New MCH-RVH protocol helps wean infants from ventilators sooner
Thursday, April 2, 2009 - 12:43
In an effort to reduce the number of days that infants need mechanical ventilation, the respiratory therapists (RT) and neonatologists at both the MCH and RVH have developed a protocol which aims to harmonize ventilator weaning practices of premature and term infants in the neonatal intensive care units (NICU). This is the first inter-site RT-driven protocol, and it is an important step in preparation for the move to the Glen.
Evidence shows that the sooner an infant is removed from ventilation, the better the outcome. So to improve the opportunities for this, the respiratory therapists from the MCH and RVH worked with neonatologists from both sites to develop a weaning protocol. The ultimate goal is to reduce the number of days an infant requires mechanical ventilation, thus reducing risk of infection, lung damage and the number of days the infant spends in the NICU.
The NICU nursing teams also participated in the development of the protocol to ensure all aspects of patient care were included. The protocol is essentially an algorithm that allows for a methodical step-by-step approach to weaning the infant. The project received uniform approval from neonatologists at both sites, and after various hospital committees reviewed it, the RTs received the go-ahead.
Not every infant in the NICU is placed on the protocol. The RT notifies the neonatalogists once a patient has met the criteria and is ready to begin being weaned. Ventilation may be required for any number of reasons, and as soon as a baby is brought into the NICU, the immediate concern is to stabilize the infant. Once that is done, the neonatologist and RTs then decide if the child is ready to begin weaning and eventually come off the ventilator.

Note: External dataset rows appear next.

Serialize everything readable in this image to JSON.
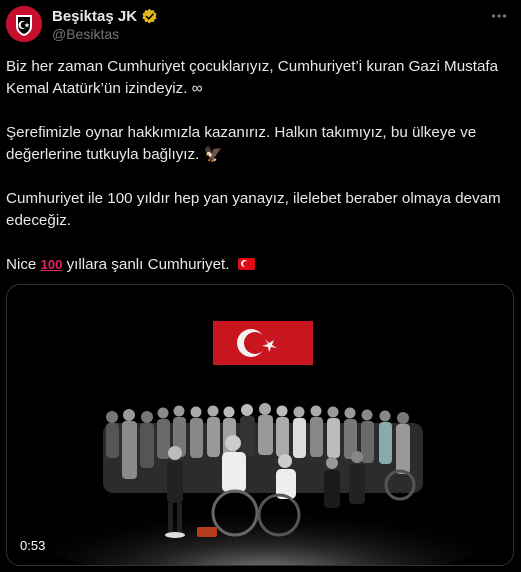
{
  "tweet": {
    "display_name": "Beşiktaş JK",
    "handle": "@Besiktas",
    "paragraphs": {
      "p1": "Biz her zaman Cumhuriyet çocuklarıyız, Cumhuriyet’i kuran Gazi Mustafa Kemal Atatürk’ün izindeyiz. ∞",
      "p2": "Şerefimizle oynar hakkımızla kazanırız. Halkın takımıyız, bu ülkeye ve değerlerine tutkuyla bağlıyız.",
      "p3": "Cumhuriyet ile 100 yıldır hep yan yanayız, ilelebet beraber olmaya devam edeceğiz.",
      "p4_before": "Nice",
      "p4_emoji": "100",
      "p4_after": "yıllara şanlı Cumhuriyet."
    },
    "eagle_emoji": "🦅",
    "flag_emoji": "turkey-flag-icon"
  },
  "media": {
    "type": "video",
    "duration": "0:53"
  },
  "colors": {
    "background": "#000000",
    "text": "#e7e9ea",
    "secondary": "#71767b",
    "verified_gold": "#e2b719",
    "brand_red": "#c8102e"
  }
}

A major advantage of the protocol is that it gives clear directives to the RTs and allows them to quickly scale back ventilatory support without having to get medical orders from the neonatalogist for every change on the ventilator, which can help reduce the remaining time that the infant is on a ventilator. In effect, if the infant successfully completes a stage of the protocol, the RT can proceed right away to the next step according to the algorithm.
The RTs say the protocol is running well. It is in its infancy stage and with all things new there is a learning curve and adaptation. They plan to monitor the long-term effects and patient outcomes, as well as assess the impact of having this type of protocol in place and how it might play a role in decreasing airway damage and extubation failure rate.